## Task statement
Report each line from the records where the string "true" turns up.

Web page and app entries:

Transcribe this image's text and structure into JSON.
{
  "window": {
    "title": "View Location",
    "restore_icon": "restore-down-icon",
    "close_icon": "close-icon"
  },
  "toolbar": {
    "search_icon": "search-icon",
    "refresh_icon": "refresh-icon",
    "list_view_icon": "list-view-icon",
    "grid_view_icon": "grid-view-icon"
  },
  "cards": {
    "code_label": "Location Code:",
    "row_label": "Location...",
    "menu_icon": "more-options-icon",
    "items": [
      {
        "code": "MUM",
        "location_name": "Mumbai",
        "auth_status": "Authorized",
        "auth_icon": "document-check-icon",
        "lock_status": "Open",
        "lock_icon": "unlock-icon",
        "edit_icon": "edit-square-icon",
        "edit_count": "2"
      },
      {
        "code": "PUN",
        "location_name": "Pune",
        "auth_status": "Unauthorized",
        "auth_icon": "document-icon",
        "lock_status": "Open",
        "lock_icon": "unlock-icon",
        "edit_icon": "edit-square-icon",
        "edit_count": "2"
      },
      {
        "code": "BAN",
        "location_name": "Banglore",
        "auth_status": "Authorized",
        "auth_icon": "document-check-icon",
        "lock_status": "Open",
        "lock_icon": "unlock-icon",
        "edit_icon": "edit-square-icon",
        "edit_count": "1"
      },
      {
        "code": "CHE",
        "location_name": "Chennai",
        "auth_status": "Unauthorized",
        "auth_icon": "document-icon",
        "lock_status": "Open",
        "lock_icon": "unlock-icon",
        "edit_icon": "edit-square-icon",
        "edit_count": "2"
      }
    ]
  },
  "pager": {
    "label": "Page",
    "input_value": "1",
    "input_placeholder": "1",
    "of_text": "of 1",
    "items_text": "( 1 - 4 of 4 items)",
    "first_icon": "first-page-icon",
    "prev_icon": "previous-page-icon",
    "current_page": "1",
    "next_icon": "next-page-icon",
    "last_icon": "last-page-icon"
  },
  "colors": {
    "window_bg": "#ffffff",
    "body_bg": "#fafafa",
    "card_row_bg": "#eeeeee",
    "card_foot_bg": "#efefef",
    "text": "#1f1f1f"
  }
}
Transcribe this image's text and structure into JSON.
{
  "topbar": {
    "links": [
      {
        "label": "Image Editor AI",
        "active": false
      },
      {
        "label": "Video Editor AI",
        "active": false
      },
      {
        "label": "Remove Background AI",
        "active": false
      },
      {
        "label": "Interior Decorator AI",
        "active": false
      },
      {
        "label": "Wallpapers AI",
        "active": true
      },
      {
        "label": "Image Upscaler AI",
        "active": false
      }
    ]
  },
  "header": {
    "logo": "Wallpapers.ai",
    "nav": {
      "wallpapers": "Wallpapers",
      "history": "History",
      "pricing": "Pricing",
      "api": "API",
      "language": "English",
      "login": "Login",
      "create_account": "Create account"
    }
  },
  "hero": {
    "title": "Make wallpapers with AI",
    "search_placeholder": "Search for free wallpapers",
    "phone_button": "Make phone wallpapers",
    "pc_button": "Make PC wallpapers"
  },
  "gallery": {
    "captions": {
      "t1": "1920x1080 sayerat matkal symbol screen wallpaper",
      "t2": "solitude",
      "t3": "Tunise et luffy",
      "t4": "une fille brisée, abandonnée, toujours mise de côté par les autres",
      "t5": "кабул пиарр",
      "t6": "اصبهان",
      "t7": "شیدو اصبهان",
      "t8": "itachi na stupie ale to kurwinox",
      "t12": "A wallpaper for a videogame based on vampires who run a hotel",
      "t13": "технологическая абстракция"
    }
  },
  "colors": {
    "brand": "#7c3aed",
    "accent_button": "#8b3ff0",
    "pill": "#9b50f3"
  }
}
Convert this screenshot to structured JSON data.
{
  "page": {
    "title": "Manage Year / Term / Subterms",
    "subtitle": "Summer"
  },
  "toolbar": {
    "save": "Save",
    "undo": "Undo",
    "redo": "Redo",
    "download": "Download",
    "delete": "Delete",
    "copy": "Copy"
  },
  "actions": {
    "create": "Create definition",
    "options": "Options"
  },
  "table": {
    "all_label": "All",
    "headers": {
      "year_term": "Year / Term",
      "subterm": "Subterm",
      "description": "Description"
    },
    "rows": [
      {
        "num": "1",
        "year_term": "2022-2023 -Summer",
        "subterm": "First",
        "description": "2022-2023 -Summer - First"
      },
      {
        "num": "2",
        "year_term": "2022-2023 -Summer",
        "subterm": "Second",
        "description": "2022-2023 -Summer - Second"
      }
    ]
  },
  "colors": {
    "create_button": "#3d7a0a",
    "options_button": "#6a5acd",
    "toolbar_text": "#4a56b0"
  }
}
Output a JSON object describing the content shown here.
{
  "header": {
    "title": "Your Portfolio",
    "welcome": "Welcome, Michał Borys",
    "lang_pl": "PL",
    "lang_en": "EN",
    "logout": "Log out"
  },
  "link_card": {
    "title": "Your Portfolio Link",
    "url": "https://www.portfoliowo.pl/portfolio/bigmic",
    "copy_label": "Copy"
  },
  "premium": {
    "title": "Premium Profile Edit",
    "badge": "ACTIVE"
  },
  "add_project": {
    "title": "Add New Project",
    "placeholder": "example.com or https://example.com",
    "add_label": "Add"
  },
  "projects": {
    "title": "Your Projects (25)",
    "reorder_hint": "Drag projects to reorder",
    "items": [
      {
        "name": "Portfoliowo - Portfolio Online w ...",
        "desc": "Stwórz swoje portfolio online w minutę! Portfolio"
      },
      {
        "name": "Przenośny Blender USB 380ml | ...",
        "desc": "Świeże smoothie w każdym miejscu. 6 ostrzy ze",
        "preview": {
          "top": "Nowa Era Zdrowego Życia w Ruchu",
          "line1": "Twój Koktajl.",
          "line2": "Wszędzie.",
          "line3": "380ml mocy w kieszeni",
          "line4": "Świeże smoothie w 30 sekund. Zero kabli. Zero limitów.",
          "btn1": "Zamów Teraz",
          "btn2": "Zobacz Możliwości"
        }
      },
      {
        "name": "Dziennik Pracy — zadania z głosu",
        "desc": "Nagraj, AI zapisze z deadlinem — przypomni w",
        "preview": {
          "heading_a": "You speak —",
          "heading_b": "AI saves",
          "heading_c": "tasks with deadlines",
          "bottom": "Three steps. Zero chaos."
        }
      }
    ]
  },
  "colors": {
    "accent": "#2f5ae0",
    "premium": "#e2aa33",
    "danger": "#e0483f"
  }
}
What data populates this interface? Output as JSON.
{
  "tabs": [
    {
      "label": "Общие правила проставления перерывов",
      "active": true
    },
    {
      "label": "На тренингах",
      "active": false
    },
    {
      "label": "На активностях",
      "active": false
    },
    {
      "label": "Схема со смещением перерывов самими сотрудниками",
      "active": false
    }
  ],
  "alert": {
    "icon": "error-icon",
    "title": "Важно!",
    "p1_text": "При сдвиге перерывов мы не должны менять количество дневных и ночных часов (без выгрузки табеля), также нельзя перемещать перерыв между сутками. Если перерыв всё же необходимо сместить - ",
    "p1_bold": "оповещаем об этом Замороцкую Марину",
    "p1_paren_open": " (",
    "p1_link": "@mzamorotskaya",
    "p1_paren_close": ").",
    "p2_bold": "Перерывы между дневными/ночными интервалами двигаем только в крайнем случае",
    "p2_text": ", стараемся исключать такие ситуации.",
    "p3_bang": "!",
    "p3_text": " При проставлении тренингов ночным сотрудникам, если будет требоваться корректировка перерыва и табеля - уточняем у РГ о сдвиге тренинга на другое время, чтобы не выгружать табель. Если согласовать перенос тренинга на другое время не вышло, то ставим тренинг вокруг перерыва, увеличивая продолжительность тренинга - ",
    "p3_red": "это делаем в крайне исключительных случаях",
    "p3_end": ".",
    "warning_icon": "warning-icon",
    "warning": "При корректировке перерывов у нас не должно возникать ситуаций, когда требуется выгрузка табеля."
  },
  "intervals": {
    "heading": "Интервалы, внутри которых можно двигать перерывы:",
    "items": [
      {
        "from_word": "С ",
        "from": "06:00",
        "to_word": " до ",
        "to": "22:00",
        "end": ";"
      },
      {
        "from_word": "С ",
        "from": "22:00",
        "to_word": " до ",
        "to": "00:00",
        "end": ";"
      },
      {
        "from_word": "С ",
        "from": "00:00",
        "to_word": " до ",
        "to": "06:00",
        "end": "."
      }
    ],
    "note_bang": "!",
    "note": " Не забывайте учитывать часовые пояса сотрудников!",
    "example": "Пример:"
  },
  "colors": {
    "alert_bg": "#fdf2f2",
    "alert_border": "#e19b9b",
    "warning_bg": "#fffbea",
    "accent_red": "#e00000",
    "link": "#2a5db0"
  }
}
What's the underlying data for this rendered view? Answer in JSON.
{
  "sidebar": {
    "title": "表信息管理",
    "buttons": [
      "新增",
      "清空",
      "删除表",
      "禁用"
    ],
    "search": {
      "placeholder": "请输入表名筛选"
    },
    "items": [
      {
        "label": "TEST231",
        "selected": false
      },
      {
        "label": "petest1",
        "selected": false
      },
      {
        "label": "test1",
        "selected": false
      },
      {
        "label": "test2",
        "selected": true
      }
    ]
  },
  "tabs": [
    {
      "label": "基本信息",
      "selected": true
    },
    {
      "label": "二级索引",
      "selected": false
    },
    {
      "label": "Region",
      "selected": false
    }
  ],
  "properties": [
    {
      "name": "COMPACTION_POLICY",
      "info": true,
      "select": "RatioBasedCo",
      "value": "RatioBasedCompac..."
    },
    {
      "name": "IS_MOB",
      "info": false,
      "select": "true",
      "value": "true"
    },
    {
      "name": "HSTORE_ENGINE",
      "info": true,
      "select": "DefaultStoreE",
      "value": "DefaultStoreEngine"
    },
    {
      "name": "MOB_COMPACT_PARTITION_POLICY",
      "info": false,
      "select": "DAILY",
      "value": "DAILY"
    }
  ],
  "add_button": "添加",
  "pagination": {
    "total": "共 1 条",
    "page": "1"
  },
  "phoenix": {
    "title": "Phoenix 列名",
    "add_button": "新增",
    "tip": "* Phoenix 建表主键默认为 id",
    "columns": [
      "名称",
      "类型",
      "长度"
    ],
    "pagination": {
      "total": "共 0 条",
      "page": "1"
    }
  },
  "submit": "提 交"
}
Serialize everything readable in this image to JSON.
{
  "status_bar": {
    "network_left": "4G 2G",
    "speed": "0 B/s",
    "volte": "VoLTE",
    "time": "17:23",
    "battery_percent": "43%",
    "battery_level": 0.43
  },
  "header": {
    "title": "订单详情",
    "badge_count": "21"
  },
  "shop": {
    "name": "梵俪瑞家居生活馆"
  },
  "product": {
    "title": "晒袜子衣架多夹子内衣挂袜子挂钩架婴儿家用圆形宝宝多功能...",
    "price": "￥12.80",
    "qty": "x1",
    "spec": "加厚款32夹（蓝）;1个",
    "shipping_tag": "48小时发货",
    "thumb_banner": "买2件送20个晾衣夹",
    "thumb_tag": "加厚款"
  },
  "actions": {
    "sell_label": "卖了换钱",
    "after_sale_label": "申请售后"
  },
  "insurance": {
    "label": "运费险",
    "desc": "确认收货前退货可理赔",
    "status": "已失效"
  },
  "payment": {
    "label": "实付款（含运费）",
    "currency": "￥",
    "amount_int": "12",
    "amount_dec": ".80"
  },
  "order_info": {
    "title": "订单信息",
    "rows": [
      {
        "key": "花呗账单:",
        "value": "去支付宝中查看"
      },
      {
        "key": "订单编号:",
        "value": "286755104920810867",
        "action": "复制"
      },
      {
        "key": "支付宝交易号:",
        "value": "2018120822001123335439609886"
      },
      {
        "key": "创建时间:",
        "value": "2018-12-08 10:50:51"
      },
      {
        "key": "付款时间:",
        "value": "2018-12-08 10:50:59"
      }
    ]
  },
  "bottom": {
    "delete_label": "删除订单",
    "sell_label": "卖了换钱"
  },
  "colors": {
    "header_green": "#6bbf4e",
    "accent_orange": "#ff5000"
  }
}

## Task solution
        "active": true
      "active": true
        "selected": true
      "selected": true
      "info": true,
      "select": "true",
      "value": "true"
      "info": true,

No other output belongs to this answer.